Treasury yields rose sharply because the bond market started to cost in additional and quicker interest-rate will increase by the Fed. The largest strikes had been on the brief finish of the yield curve, which is most delicate to shifts in financial coverage (see chart 1) . Yields on two-year Treasuries rose by 57 foundation factors within the area of simply two buying and selling days. But longer-term charges shifted, too.

Stocks may hardly escape. The s&p 500 index of main shares fell by 3% on June tenth and by 4% the next Monday. The cumulative losses took the stockmarket firmly into bear-market territory, outlined as a fall of greater than 20% from its latest peak. At its worse level, the tech-heavy nasdaq index had fallen by greater than 30%. Rising Treasury yields could have crushed share costs, however had been a fillip to the greenback. The dxy, an index of the buck towards half a dozen different rich-world currencies, is up by 10% up to now this yr. The energy is especially marked towards the yen, which has fallen to a brand new 24-year low. While the Fed is tightening coverage to convey down inflation, Japan’s central financial institution is furiously shopping for bonds to be able to elevate it.

The latest volatility, notably within the bond market, appears moderately excessive. What would possibly clarify the violence? As unhealthy because the inflation backdrop had appeared earlier than final week, buyers had consoled themselves with the concept the worst of it was now previously. The Bank of America’s international fund-manager survey means that in latest weeks, buyers had elevated their allocation to bonds—maybe judging that bond costs had stopped falling. (Bond costs transfer inversely to bond yields.) If so, the poor inflation figures caught them out.

A market that leans closely in a single path typically snaps again when the wind adjustments.
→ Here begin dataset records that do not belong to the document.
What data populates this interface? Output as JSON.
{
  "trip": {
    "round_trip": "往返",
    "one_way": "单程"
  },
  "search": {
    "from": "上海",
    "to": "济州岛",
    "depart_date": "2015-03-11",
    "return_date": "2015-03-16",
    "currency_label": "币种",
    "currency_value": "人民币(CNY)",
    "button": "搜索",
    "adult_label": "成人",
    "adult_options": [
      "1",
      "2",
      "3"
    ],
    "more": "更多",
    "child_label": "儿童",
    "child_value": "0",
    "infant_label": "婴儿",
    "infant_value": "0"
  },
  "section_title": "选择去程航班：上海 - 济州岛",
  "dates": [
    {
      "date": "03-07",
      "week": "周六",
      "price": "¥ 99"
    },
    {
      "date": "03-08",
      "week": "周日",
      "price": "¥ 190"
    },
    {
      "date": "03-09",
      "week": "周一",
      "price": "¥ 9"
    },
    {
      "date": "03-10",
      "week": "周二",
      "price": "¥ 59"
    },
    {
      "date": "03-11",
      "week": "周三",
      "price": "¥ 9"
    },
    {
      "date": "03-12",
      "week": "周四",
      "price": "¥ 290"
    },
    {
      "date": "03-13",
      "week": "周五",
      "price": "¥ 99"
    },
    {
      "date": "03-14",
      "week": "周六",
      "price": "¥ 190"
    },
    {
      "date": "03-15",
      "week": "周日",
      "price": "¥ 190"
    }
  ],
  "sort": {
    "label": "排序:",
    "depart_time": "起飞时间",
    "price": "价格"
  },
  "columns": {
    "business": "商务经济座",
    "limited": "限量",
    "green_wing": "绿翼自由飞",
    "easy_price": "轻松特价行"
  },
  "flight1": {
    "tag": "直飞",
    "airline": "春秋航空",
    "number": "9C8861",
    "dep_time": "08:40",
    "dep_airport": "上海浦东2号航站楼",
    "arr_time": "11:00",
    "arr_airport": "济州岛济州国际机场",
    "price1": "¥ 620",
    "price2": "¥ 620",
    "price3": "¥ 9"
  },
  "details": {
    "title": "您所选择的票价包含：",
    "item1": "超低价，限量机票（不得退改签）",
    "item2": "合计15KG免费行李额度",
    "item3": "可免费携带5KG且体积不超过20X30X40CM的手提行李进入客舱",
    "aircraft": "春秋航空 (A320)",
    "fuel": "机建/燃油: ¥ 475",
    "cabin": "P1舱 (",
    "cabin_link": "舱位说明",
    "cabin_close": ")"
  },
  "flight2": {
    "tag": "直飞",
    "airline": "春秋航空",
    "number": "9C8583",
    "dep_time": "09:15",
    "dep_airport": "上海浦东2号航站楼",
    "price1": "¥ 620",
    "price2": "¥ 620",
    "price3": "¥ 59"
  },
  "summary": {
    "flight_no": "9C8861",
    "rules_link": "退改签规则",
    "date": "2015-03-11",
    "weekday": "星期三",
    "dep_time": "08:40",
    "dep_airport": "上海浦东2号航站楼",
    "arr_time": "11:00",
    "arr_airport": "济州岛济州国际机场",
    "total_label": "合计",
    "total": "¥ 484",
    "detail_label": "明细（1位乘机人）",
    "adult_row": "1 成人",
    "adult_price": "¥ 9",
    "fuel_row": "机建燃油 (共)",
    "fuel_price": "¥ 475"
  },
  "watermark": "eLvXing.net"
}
And poor liquidity amplifies the impact. Changes in regulation have made it costlier for banks to carry massive inventories of bonds to facilitate shopper buying and selling. The Fed, as soon as a dependable purchaser of Treasuries, is winding down its purchases. When buyers wish to promote, there are too few prepared to take the opposite aspect of the commerce. The excessive market strikes within the days main as much as the Fed assembly have exaggerated the sense of panic.

Yet it’s laborious to argue that buyers are bullish. The Bank of America survey exhibits that optimism amongst fund managers concerning the financial outlook is at an all-time low. Can a tough touchdown be averted? Even Mr Powell sounded moderately unconvinced. Prepare for extra hassle forward.

Source: www.economist.com